Dataset rows describing interfaces:
________
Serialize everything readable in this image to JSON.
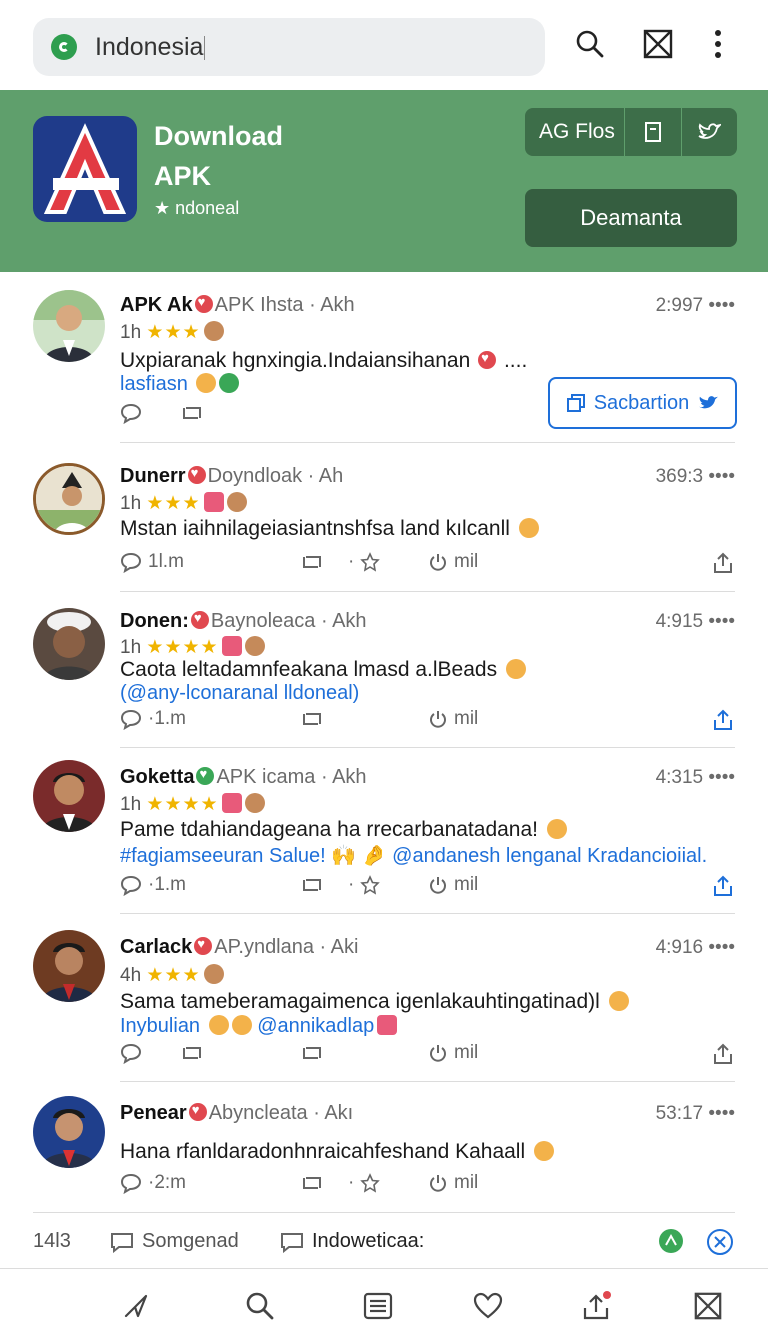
{
  "search": {
    "value": "Indonesia"
  },
  "banner": {
    "title_line1": "Download",
    "title_line2": "APK",
    "subtitle": "★ ndoneal",
    "seg_label": "AG Flos",
    "download_label": "Deamanta"
  },
  "colors": {
    "brand_green": "#5f9f6c",
    "dark_green": "#355e40",
    "link_blue": "#1e6fd9",
    "star": "#f0b400"
  },
  "posts": [
    {
      "name": "APK Ak",
      "handle": "APK Ihsta · Akh",
      "time": "2:997 ••••",
      "meta_time": "1h",
      "stars": "★★★",
      "text": "Uxpiaranak hgnxingia.Indaiansihanan",
      "text_suffix": "....",
      "link": "lasfiasn",
      "comment_count": "",
      "retweet_count": "",
      "like_count": "",
      "button": "Sacbartion"
    },
    {
      "name": "Dunerr",
      "handle": "Doyndloak · Ah",
      "time": "369:3 ••••",
      "meta_time": "1h",
      "stars": "★★★",
      "text": "Mstan iaihnilageiasiantnshfsa land kılcanll",
      "comment_count": "1l.m",
      "like_count": "mil"
    },
    {
      "name": "Donen:",
      "handle": "Baynoleaca · Akh",
      "time": "4:915 ••••",
      "meta_time": "1h",
      "stars": "★★★★",
      "text": "Caota leltadamnfeakana lmasd a.lBeads",
      "link": "(@any-lconaranal lldoneal)",
      "comment_count": "·1.m",
      "like_count": "mil"
    },
    {
      "name": "Goketta",
      "handle": "APK icama · Akh",
      "time": "4:315 ••••",
      "meta_time": "1h",
      "stars": "★★★★",
      "text": "Pame tdahiandageana ha rrecarbanatadana!",
      "link": "#fagiamseeuran Salue! 🙌 🤌 @andanesh lenganal Kradancioiial.",
      "comment_count": "·1.m",
      "like_count": "mil"
    },
    {
      "name": "Carlack",
      "handle": "AP.yndlana · Aki",
      "time": "4:916 ••••",
      "meta_time": "4h",
      "stars": "★★★",
      "text": "Sama tameberamagaimenca igenlakauhtingatinad)l",
      "link": "Inybulian",
      "link2": "@annikadlap",
      "like_count": "mil"
    },
    {
      "name": "Penear",
      "handle": "Abyncleata · Akı",
      "time": "53:17 ••••",
      "text": "Hana rfanldaradonhnraicahfeshand Kahaall",
      "comment_count": "·2:m",
      "like_count": "mil"
    }
  ],
  "strip": {
    "count": "14l3",
    "item1": "Somgenad",
    "item2": "Indoweticaa:"
  },
  "icons": [
    "search-icon",
    "close-box-icon",
    "more-vert-icon",
    "comment-icon",
    "retweet-icon",
    "star-icon",
    "power-icon",
    "share-icon",
    "nav-send-icon",
    "nav-search-icon",
    "nav-list-icon",
    "nav-heart-icon",
    "nav-upload-icon",
    "nav-close-box-icon"
  ]
}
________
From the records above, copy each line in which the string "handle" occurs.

      "handle": "APK Ihsta · Akh",
      "handle": "Doyndloak · Ah",
      "handle": "Baynoleaca · Akh",
      "handle": "APK icama · Akh",
      "handle": "AP.yndlana · Aki",
      "handle": "Abyncleata · Akı",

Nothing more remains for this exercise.